AIM OF THE TASK: Whenever a line in the material below includes "nginx", copy that line.

[Start of section]

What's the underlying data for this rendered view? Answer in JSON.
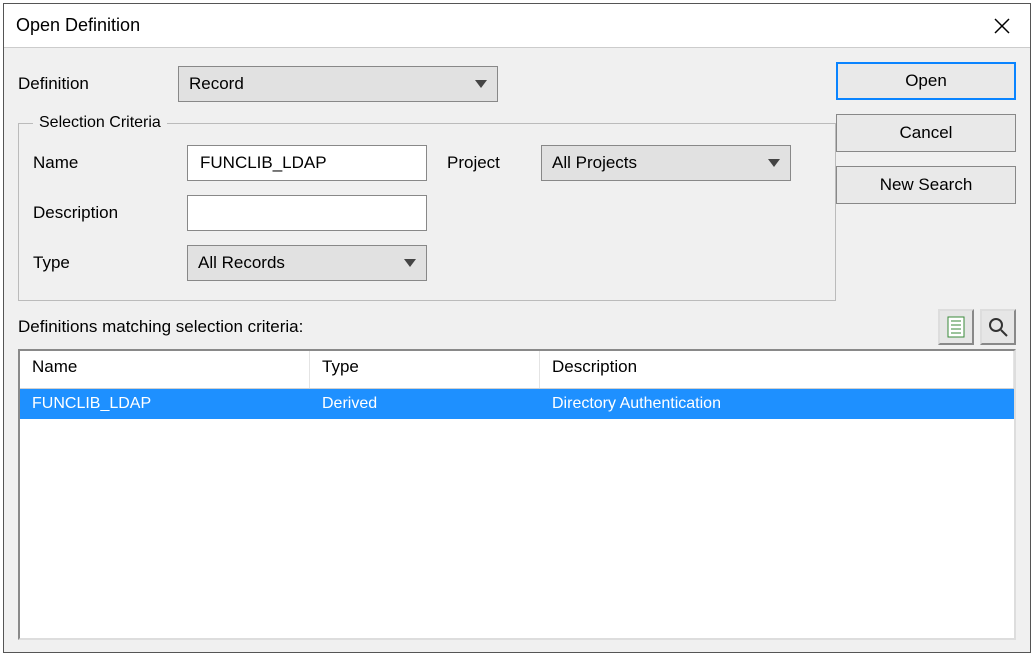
{
  "dialog": {
    "title": "Open Definition",
    "close_icon": "close"
  },
  "form": {
    "definition_label": "Definition",
    "definition_value": "Record",
    "selection_legend": "Selection Criteria",
    "name_label": "Name",
    "name_value": "FUNCLIB_LDAP",
    "project_label": "Project",
    "project_value": "All Projects",
    "description_label": "Description",
    "description_value": "",
    "type_label": "Type",
    "type_value": "All Records"
  },
  "buttons": {
    "open": "Open",
    "cancel": "Cancel",
    "new_search": "New Search"
  },
  "results": {
    "caption": "Definitions matching selection criteria:",
    "columns": {
      "name": "Name",
      "type": "Type",
      "description": "Description"
    },
    "rows": [
      {
        "name": "FUNCLIB_LDAP",
        "type": "Derived",
        "description": "Directory Authentication"
      }
    ]
  },
  "icons": {
    "list_sheet": "list-sheet-icon",
    "magnifier": "magnifier-icon"
  }
}
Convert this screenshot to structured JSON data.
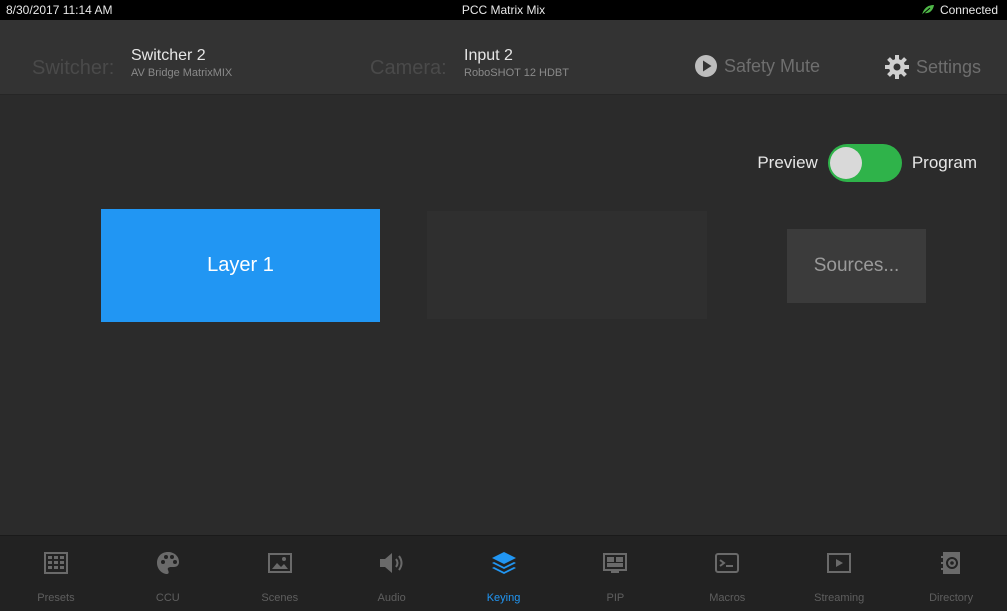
{
  "status": {
    "datetime": "8/30/2017 11:14 AM",
    "title": "PCC Matrix Mix",
    "connection": "Connected",
    "connection_color": "#4fb848"
  },
  "header": {
    "switcher_label": "Switcher:",
    "switcher_name": "Switcher 2",
    "switcher_model": "AV Bridge MatrixMIX",
    "camera_label": "Camera:",
    "camera_input": "Input 2",
    "camera_model": "RoboSHOT 12 HDBT",
    "safety_mute": "Safety Mute",
    "settings": "Settings"
  },
  "main": {
    "toggle_left": "Preview",
    "toggle_right": "Program",
    "toggle_on": true,
    "layer_button": "Layer 1",
    "sources_button": "Sources..."
  },
  "tabs": [
    {
      "label": "Presets",
      "icon": "presets-grid-icon"
    },
    {
      "label": "CCU",
      "icon": "palette-icon"
    },
    {
      "label": "Scenes",
      "icon": "picture-icon"
    },
    {
      "label": "Audio",
      "icon": "speaker-icon"
    },
    {
      "label": "Keying",
      "icon": "layers-icon",
      "active": true
    },
    {
      "label": "PIP",
      "icon": "pip-icon"
    },
    {
      "label": "Macros",
      "icon": "terminal-icon"
    },
    {
      "label": "Streaming",
      "icon": "play-box-icon"
    },
    {
      "label": "Directory",
      "icon": "address-book-icon"
    }
  ],
  "colors": {
    "accent": "#2196f3",
    "toggle_green": "#2fb34a",
    "background": "#2b2b2b"
  }
}
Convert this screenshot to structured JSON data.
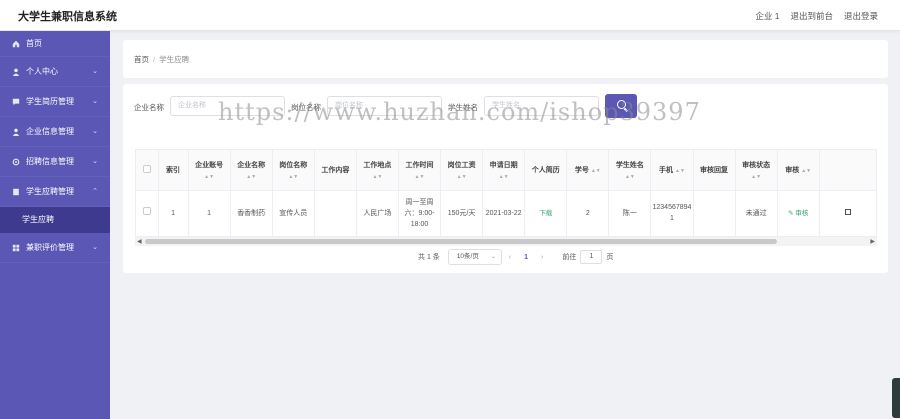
{
  "app": {
    "title": "大学生兼职信息系统"
  },
  "top_links": {
    "user": "企业 1",
    "front": "退出到前台",
    "logout": "退出登录"
  },
  "sidebar": {
    "items": [
      {
        "label": "首页",
        "icon": "home-icon"
      },
      {
        "label": "个人中心",
        "icon": "user-icon"
      },
      {
        "label": "学生简历管理",
        "icon": "chat-icon"
      },
      {
        "label": "企业信息管理",
        "icon": "user-icon"
      },
      {
        "label": "招聘信息管理",
        "icon": "gear-icon"
      },
      {
        "label": "学生应聘管理",
        "icon": "doc-icon"
      },
      {
        "label": "兼职评价管理",
        "icon": "grid-icon"
      }
    ],
    "active_sub": "学生应聘"
  },
  "breadcrumb": {
    "home": "首页",
    "current": "学生应聘"
  },
  "filters": {
    "company_label": "企业名称",
    "company_placeholder": "企业名称",
    "position_label": "岗位名称",
    "position_placeholder": "岗位名称",
    "student_label": "学生姓名",
    "student_placeholder": "学生姓名"
  },
  "table": {
    "headers": [
      "",
      "索引",
      "企业账号",
      "企业名称",
      "岗位名称",
      "工作内容",
      "工作地点",
      "工作时间",
      "岗位工资",
      "申请日期",
      "个人简历",
      "学号",
      "学生姓名",
      "手机",
      "审核回复",
      "审核状态",
      "审核",
      ""
    ],
    "row": {
      "index": "1",
      "account": "1",
      "company": "香香制药",
      "position": "宣传人员",
      "content": "",
      "location": "人民广场",
      "time": "周一至周六：9:00-18:00",
      "salary": "150元/天",
      "date": "2021-03-22",
      "resume": "下载",
      "student_no": "2",
      "student_name": "陈一",
      "phone": "12345678941",
      "reply": "",
      "status": "未通过",
      "audit": "审核"
    }
  },
  "pager": {
    "total": "共 1 条",
    "size": "10条/页",
    "page": "1",
    "goto": "前往",
    "goto_val": "1",
    "page_suffix": "页"
  },
  "watermark": "https://www.huzhan.com/ishop39397",
  "colors": {
    "accent": "#5a57b5",
    "sidebar_bg": "#5a57b5",
    "sidebar_active": "#3d3a8f",
    "link_green": "#3aa36b"
  }
}
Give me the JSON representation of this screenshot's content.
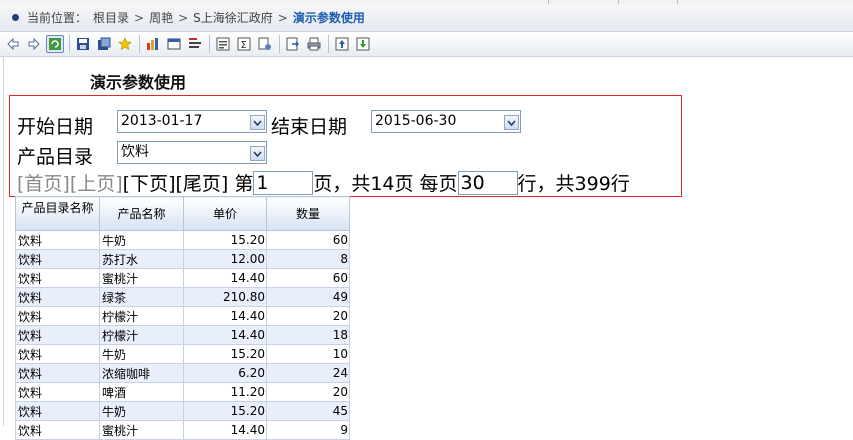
{
  "breadcrumb": {
    "prefix": "当前位置：",
    "items": [
      "根目录",
      "周艳",
      "S上海徐汇政府"
    ],
    "separator": ">",
    "current": "演示参数使用"
  },
  "toolbar": {
    "buttons": [
      "back-icon",
      "forward-icon",
      "refresh-icon",
      "save-icon",
      "save-as-icon",
      "favorite-star-icon",
      "chart-icon",
      "window-icon",
      "filter-icon",
      "params-icon",
      "sigma-icon",
      "settings-icon",
      "export-icon",
      "print-icon",
      "upload-icon",
      "download-icon"
    ]
  },
  "report": {
    "title": "演示参数使用",
    "params": {
      "start_label": "开始日期",
      "start_value": "2013-01-17",
      "end_label": "结束日期",
      "end_value": "2015-06-30",
      "category_label": "产品目录",
      "category_value": "饮料"
    },
    "pager": {
      "first": "[首页]",
      "prev": "[上页]",
      "next": "[下页]",
      "last": "[尾页]",
      "page_prefix": "第",
      "page_value": "1",
      "page_suffix": "页，共14页 每页",
      "rows_value": "30",
      "rows_suffix": "行，共399行"
    },
    "table": {
      "headers": [
        "产品目录名称",
        "产品名称",
        "单价",
        "数量"
      ],
      "rows": [
        [
          "饮料",
          "牛奶",
          "15.20",
          "60"
        ],
        [
          "饮料",
          "苏打水",
          "12.00",
          "8"
        ],
        [
          "饮料",
          "蜜桃汁",
          "14.40",
          "60"
        ],
        [
          "饮料",
          "绿茶",
          "210.80",
          "49"
        ],
        [
          "饮料",
          "柠檬汁",
          "14.40",
          "20"
        ],
        [
          "饮料",
          "柠檬汁",
          "14.40",
          "18"
        ],
        [
          "饮料",
          "牛奶",
          "15.20",
          "10"
        ],
        [
          "饮料",
          "浓缩咖啡",
          "6.20",
          "24"
        ],
        [
          "饮料",
          "啤酒",
          "11.20",
          "20"
        ],
        [
          "饮料",
          "牛奶",
          "15.20",
          "45"
        ],
        [
          "饮料",
          "蜜桃汁",
          "14.40",
          "9"
        ]
      ]
    }
  },
  "colors": {
    "param_border": "#e0262b",
    "header_bg": "#d6e3f3",
    "alt_row": "#e8eefa",
    "accent": "#1f5fb0"
  }
}
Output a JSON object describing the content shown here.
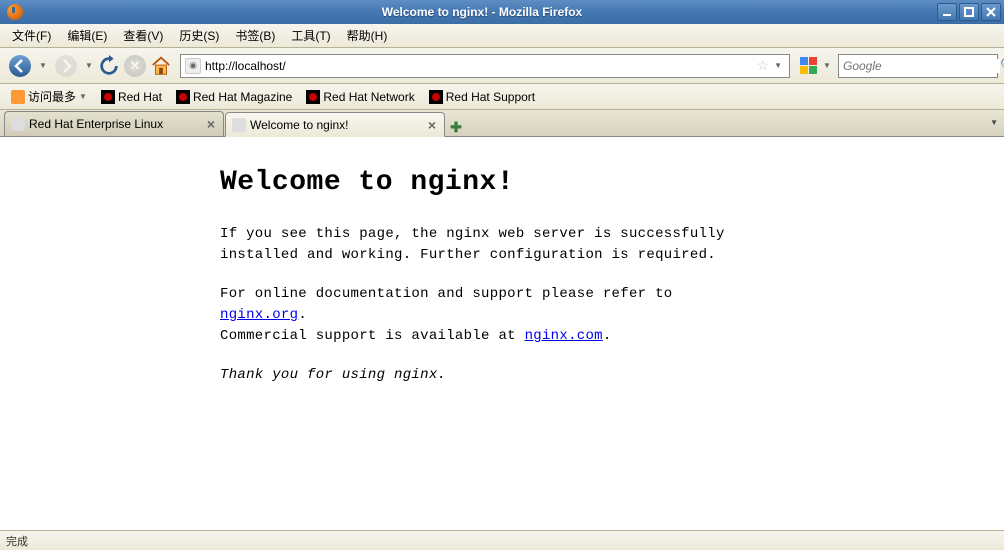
{
  "window": {
    "title": "Welcome to nginx! - Mozilla Firefox"
  },
  "menu": {
    "file": "文件(F)",
    "edit": "编辑(E)",
    "view": "查看(V)",
    "history": "历史(S)",
    "bookmarks": "书签(B)",
    "tools": "工具(T)",
    "help": "帮助(H)"
  },
  "urlbar": {
    "value": "http://localhost/"
  },
  "searchbar": {
    "placeholder": "Google"
  },
  "bookmarks": {
    "most_visited": "访问最多",
    "items": [
      "Red Hat",
      "Red Hat Magazine",
      "Red Hat Network",
      "Red Hat Support"
    ]
  },
  "tabs": [
    {
      "title": "Red Hat Enterprise Linux",
      "active": false
    },
    {
      "title": "Welcome to nginx!",
      "active": true
    }
  ],
  "page": {
    "heading": "Welcome to nginx!",
    "p1a": "If you see this page, the nginx web server is successfully installed and working. Further configuration is required.",
    "p2a": "For online documentation and support please refer to ",
    "link1": "nginx.org",
    "p2b": ".",
    "p2c": "Commercial support is available at ",
    "link2": "nginx.com",
    "p2d": ".",
    "p3": "Thank you for using nginx."
  },
  "status": {
    "text": "完成"
  }
}
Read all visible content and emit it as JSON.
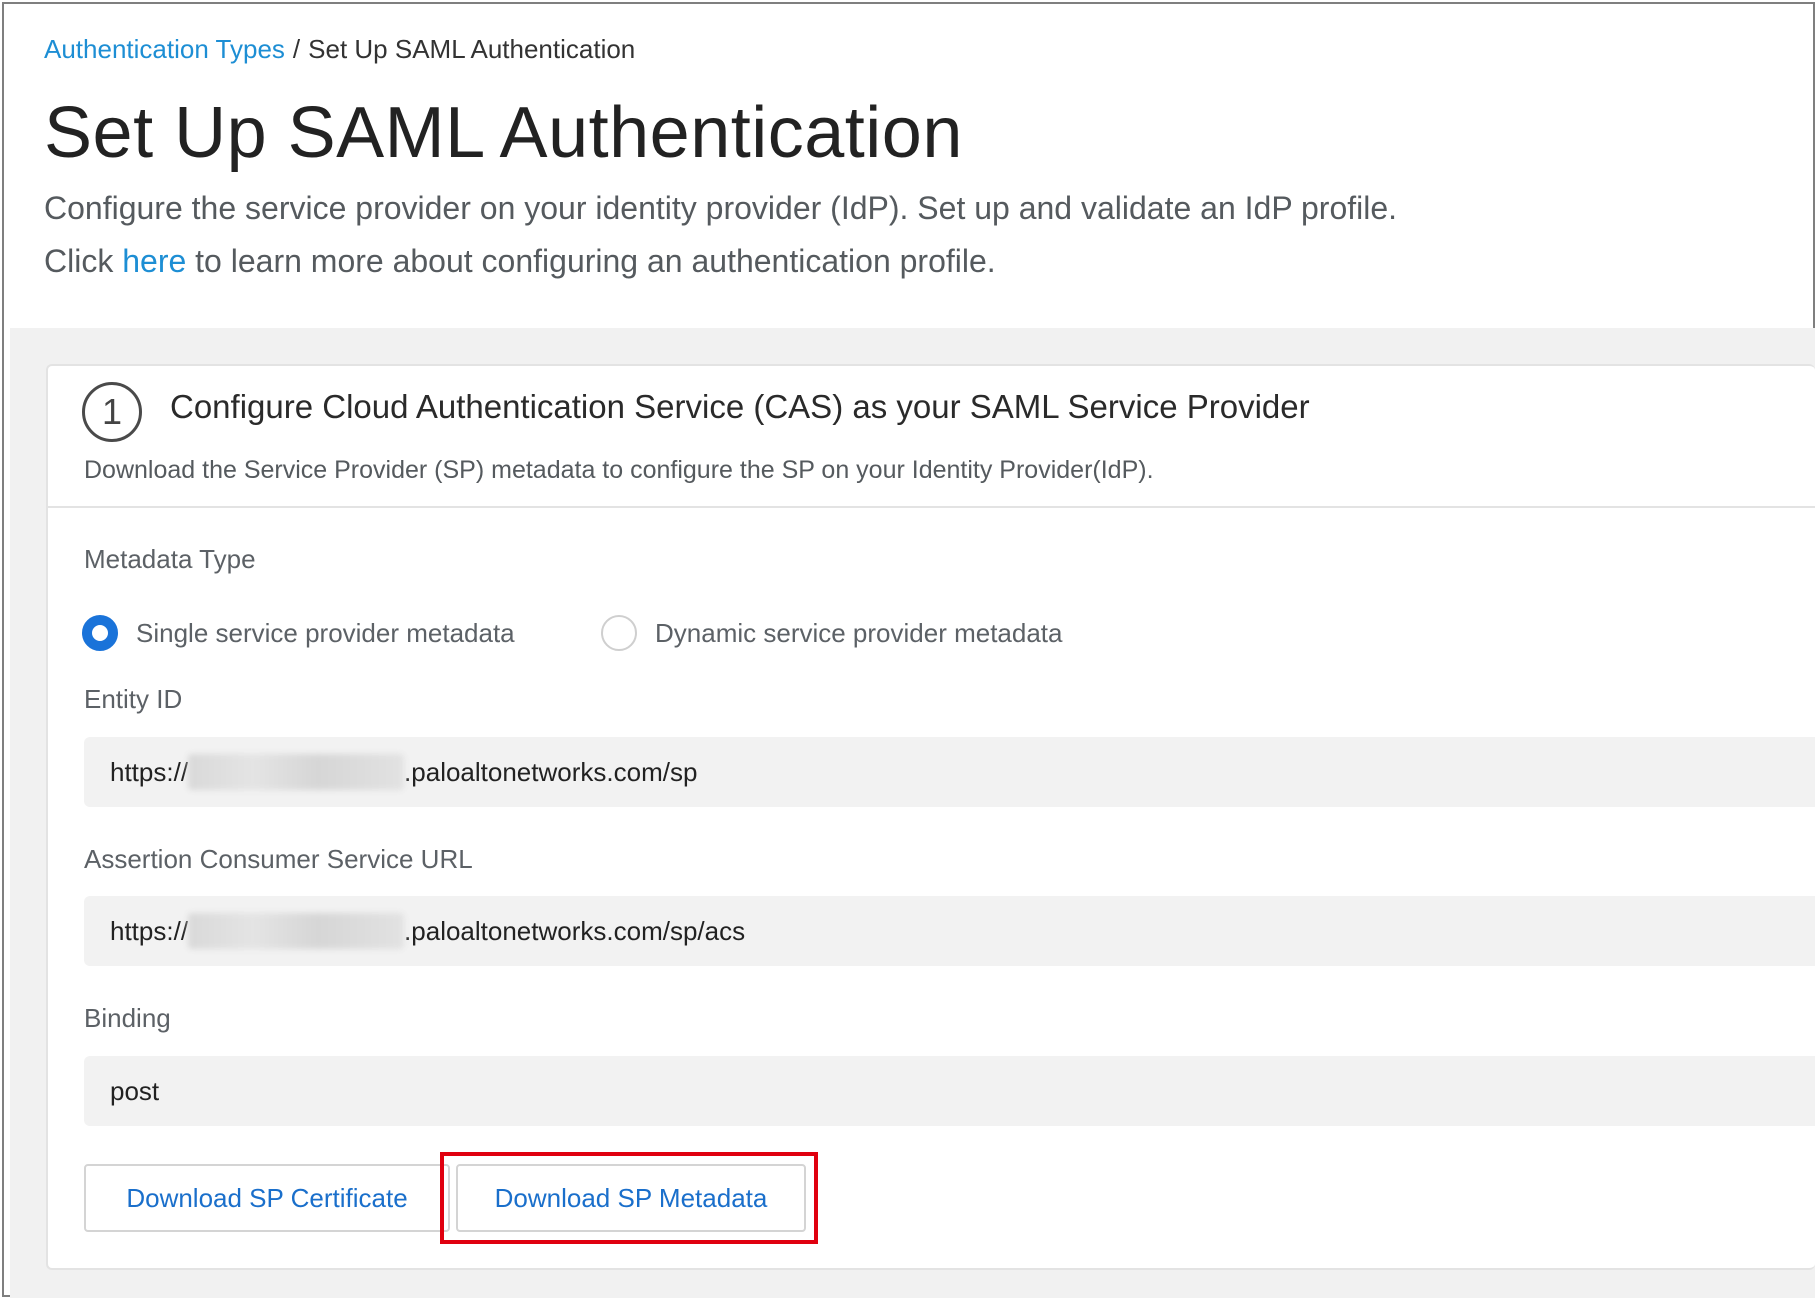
{
  "breadcrumb": {
    "parent": "Authentication Types",
    "separator": "/",
    "current": "Set Up SAML Authentication"
  },
  "page": {
    "title": "Set Up SAML Authentication",
    "description_line1": "Configure the service provider on your identity provider (IdP). Set up and validate an IdP profile.",
    "description_line2_prefix": "Click ",
    "description_line2_link": "here",
    "description_line2_suffix": " to learn more about configuring an authentication profile."
  },
  "step": {
    "number": "1",
    "title": "Configure Cloud Authentication Service (CAS) as your SAML Service Provider",
    "subtitle": "Download the Service Provider (SP) metadata to configure the SP on your Identity Provider(IdP)."
  },
  "metadata_type": {
    "label": "Metadata Type",
    "options": [
      {
        "label": "Single service provider metadata",
        "selected": true
      },
      {
        "label": "Dynamic service provider metadata",
        "selected": false
      }
    ]
  },
  "entity_id": {
    "label": "Entity ID",
    "prefix": "https://",
    "suffix": ".paloaltonetworks.com/sp"
  },
  "acs_url": {
    "label": "Assertion Consumer Service URL",
    "prefix": "https://",
    "suffix": ".paloaltonetworks.com/sp/acs"
  },
  "binding": {
    "label": "Binding",
    "value": "post"
  },
  "buttons": {
    "download_certificate": "Download SP Certificate",
    "download_metadata": "Download SP Metadata"
  },
  "colors": {
    "link": "#1d8ed4",
    "radio_selected": "#1a73d9",
    "button_text": "#1a6fcb",
    "highlight": "#e0000f"
  }
}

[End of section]

TASK RESPONSE:
    "title": "Welcome to nginx! - Mozilla Firefox"
      "title": "Welcome to nginx!",
    "heading": "Welcome to nginx!",
    "p1a": "If you see this page, the nginx web server is successfully installed and working. Further configuration is required.",
    "link1": "nginx.org",
    "link2": "nginx.com",
    "p3": "Thank you for using nginx."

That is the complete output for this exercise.